*EXERCISE BRIEF*:
Each record below should be output verbatim, without pictures.

======== DATA IN THIS EXERCISE

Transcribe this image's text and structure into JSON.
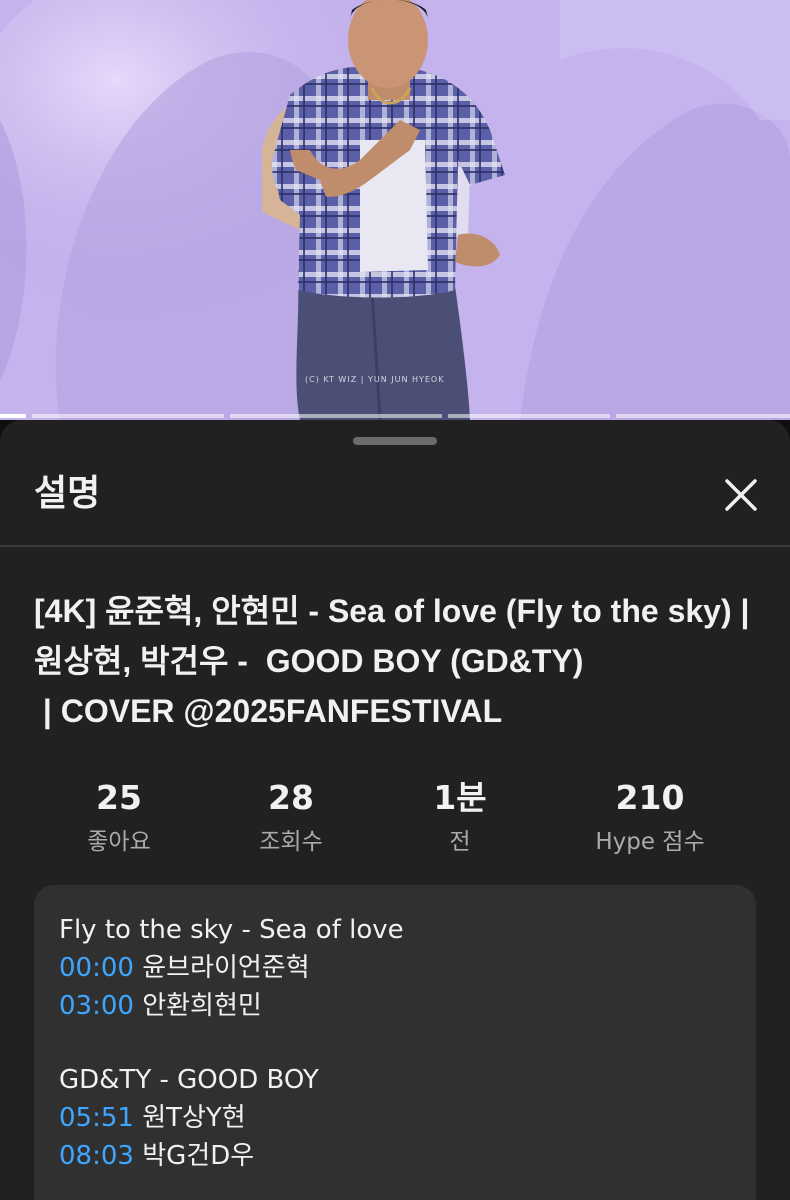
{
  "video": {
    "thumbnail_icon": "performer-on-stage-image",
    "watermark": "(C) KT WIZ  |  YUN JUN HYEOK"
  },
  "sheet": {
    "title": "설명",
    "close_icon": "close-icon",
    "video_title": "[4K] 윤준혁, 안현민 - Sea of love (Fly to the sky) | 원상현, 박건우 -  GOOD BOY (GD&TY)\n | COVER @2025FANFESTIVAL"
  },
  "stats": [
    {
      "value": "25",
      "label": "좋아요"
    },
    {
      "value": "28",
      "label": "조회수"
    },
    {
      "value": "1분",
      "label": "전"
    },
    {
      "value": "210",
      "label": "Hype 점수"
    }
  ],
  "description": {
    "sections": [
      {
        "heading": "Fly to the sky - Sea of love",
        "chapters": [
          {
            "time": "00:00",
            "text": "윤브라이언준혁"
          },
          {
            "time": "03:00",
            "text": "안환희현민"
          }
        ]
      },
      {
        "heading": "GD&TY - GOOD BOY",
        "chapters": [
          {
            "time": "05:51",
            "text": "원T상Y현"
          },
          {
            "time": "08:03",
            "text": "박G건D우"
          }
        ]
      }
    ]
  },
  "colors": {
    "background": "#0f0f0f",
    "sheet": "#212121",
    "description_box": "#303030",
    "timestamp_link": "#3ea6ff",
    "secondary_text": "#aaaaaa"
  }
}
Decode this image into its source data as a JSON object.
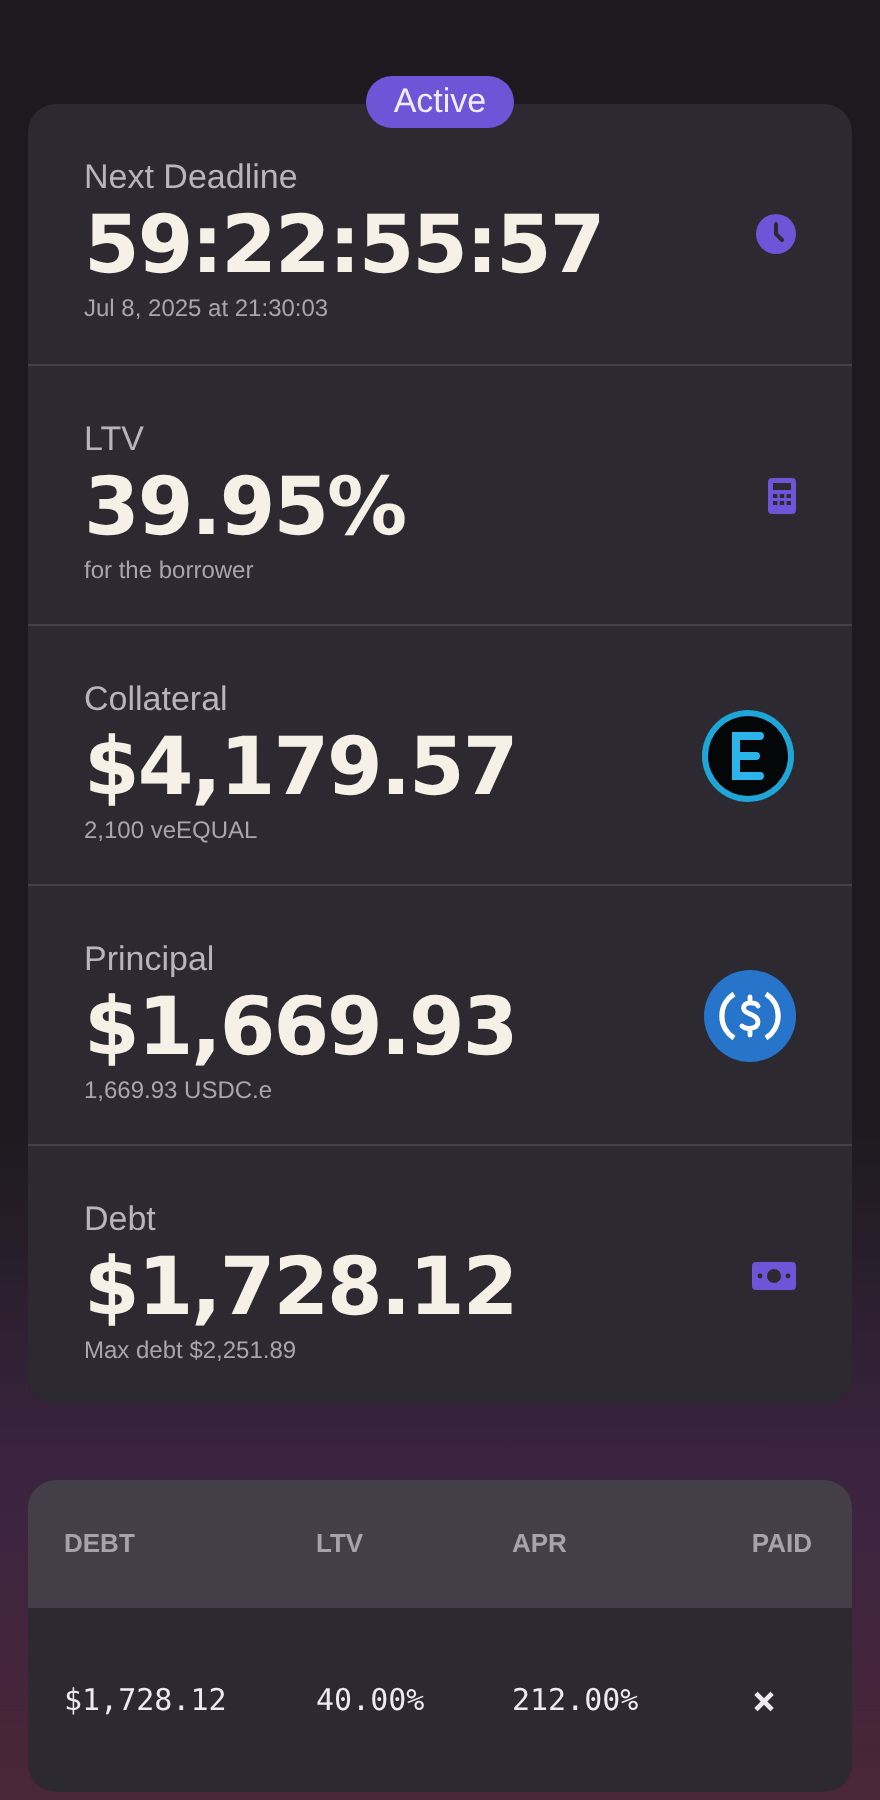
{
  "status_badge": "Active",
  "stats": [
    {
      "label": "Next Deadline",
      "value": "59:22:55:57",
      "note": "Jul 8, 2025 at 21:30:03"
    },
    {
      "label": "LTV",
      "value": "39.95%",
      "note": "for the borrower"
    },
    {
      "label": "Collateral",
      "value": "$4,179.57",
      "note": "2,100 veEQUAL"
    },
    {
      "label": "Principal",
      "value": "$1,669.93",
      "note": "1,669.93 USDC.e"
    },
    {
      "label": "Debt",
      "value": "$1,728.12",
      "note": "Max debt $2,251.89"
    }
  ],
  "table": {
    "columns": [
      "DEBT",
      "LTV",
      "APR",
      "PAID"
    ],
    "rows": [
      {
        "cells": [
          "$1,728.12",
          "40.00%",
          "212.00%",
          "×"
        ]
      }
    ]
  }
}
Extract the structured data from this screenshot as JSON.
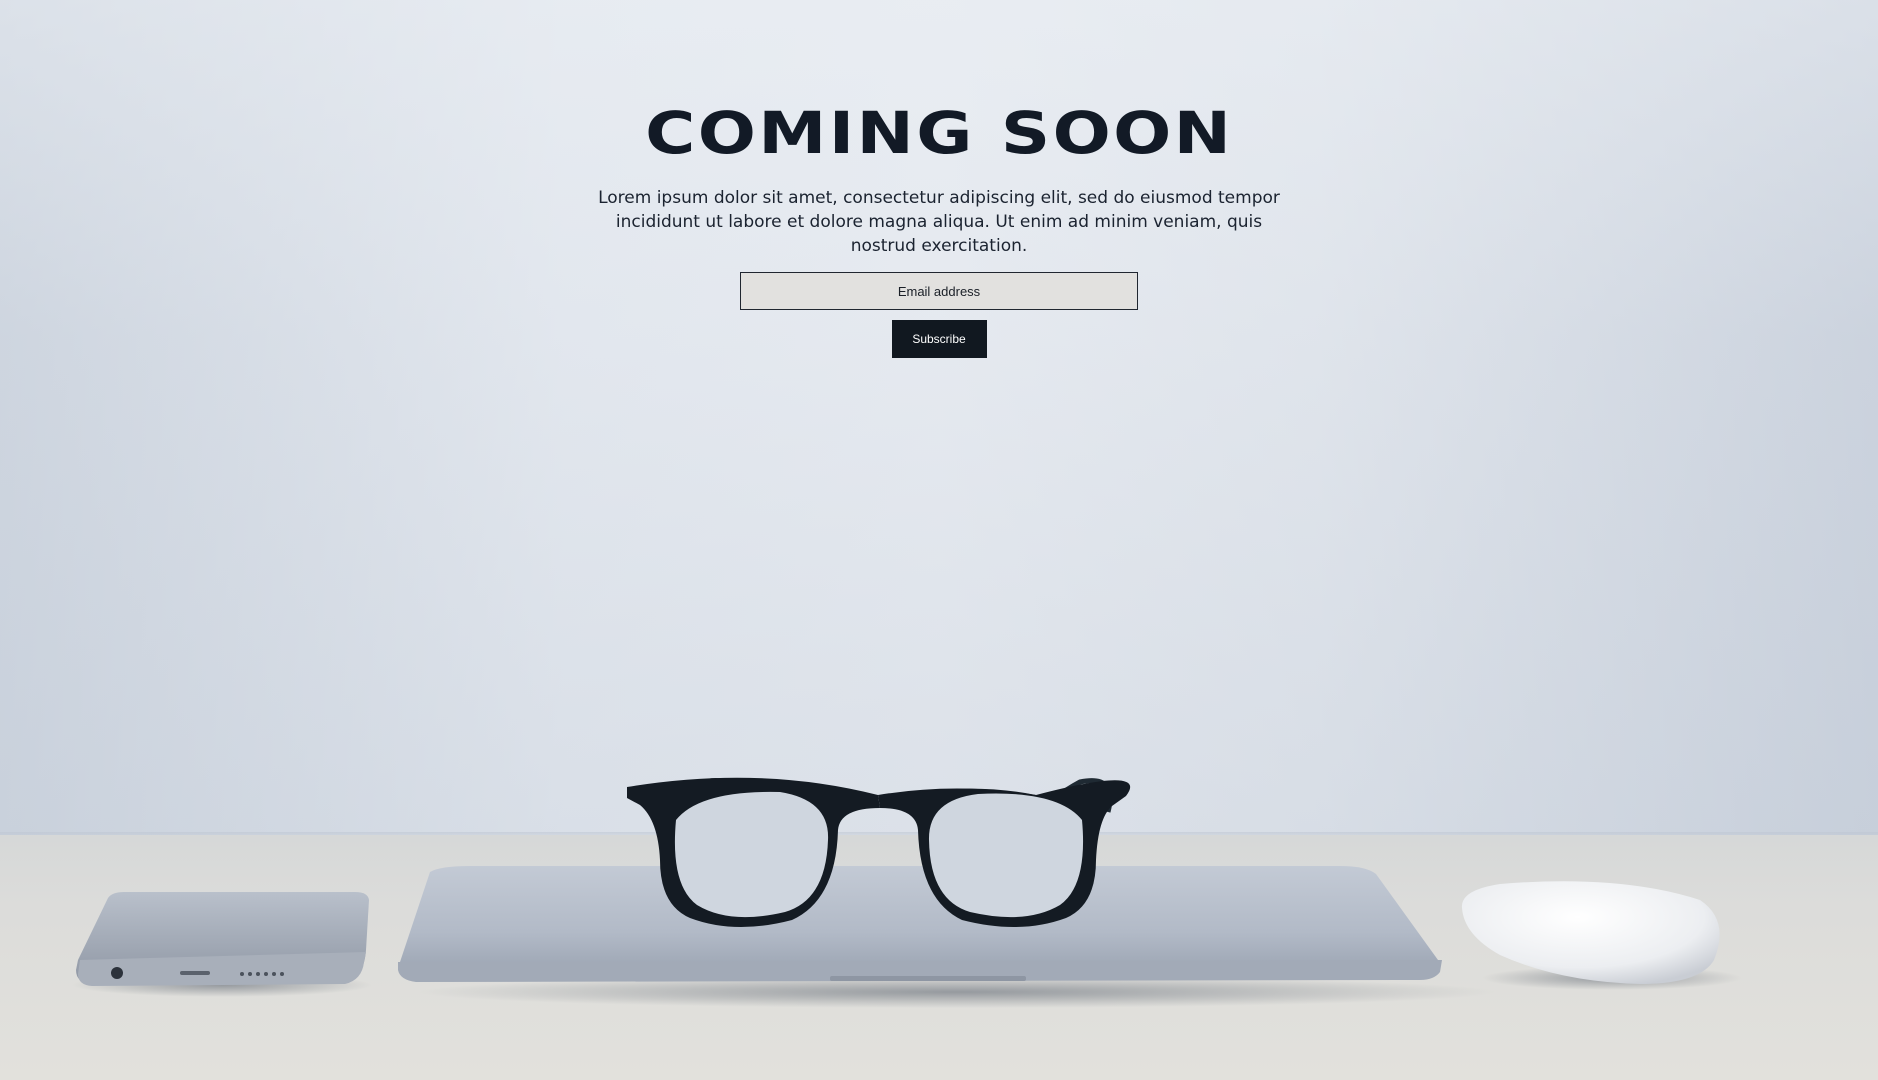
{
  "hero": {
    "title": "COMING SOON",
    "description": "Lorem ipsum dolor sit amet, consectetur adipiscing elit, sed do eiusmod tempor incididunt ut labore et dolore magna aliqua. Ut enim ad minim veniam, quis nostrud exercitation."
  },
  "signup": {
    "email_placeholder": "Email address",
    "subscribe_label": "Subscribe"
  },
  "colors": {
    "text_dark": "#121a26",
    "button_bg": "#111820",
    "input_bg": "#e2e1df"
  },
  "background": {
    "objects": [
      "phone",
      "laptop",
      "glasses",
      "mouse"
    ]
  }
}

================

*FINISHED TASK*:
Transcribe this image's text and structure into JSON.
{
  "video": {
    "thumbnail_icon": "performer-on-stage-image",
    "watermark": "(C) KT WIZ  |  YUN JUN HYEOK"
  },
  "sheet": {
    "title": "설명",
    "close_icon": "close-icon",
    "video_title": "[4K] 윤준혁, 안현민 - Sea of love (Fly to the sky) | 원상현, 박건우 -  GOOD BOY (GD&TY)\n | COVER @2025FANFESTIVAL"
  },
  "stats": [
    {
      "value": "25",
      "label": "좋아요"
    },
    {
      "value": "28",
      "label": "조회수"
    },
    {
      "value": "1분",
      "label": "전"
    },
    {
      "value": "210",
      "label": "Hype 점수"
    }
  ],
  "description": {
    "sections": [
      {
        "heading": "Fly to the sky - Sea of love",
        "chapters": [
          {
            "time": "00:00",
            "text": "윤브라이언준혁"
          },
          {
            "time": "03:00",
            "text": "안환희현민"
          }
        ]
      },
      {
        "heading": "GD&TY - GOOD BOY",
        "chapters": [
          {
            "time": "05:51",
            "text": "원T상Y현"
          },
          {
            "time": "08:03",
            "text": "박G건D우"
          }
        ]
      }
    ]
  },
  "colors": {
    "background": "#0f0f0f",
    "sheet": "#212121",
    "description_box": "#303030",
    "timestamp_link": "#3ea6ff",
    "secondary_text": "#aaaaaa"
  }
}
Decode this image into its source data as a JSON object.
{
  "status_badge": "Active",
  "stats": [
    {
      "label": "Next Deadline",
      "value": "59:22:55:57",
      "note": "Jul 8, 2025 at 21:30:03"
    },
    {
      "label": "LTV",
      "value": "39.95%",
      "note": "for the borrower"
    },
    {
      "label": "Collateral",
      "value": "$4,179.57",
      "note": "2,100 veEQUAL"
    },
    {
      "label": "Principal",
      "value": "$1,669.93",
      "note": "1,669.93 USDC.e"
    },
    {
      "label": "Debt",
      "value": "$1,728.12",
      "note": "Max debt $2,251.89"
    }
  ],
  "table": {
    "columns": [
      "DEBT",
      "LTV",
      "APR",
      "PAID"
    ],
    "rows": [
      {
        "cells": [
          "$1,728.12",
          "40.00%",
          "212.00%",
          "×"
        ]
      }
    ]
  }
}
Extract the structured data from this screenshot as JSON.
{
  "hero": {
    "title": "COMING SOON",
    "description": "Lorem ipsum dolor sit amet, consectetur adipiscing elit, sed do eiusmod tempor incididunt ut labore et dolore magna aliqua. Ut enim ad minim veniam, quis nostrud exercitation."
  },
  "signup": {
    "email_placeholder": "Email address",
    "subscribe_label": "Subscribe"
  },
  "colors": {
    "text_dark": "#121a26",
    "button_bg": "#111820",
    "input_bg": "#e2e1df"
  },
  "background": {
    "objects": [
      "phone",
      "laptop",
      "glasses",
      "mouse"
    ]
  }
}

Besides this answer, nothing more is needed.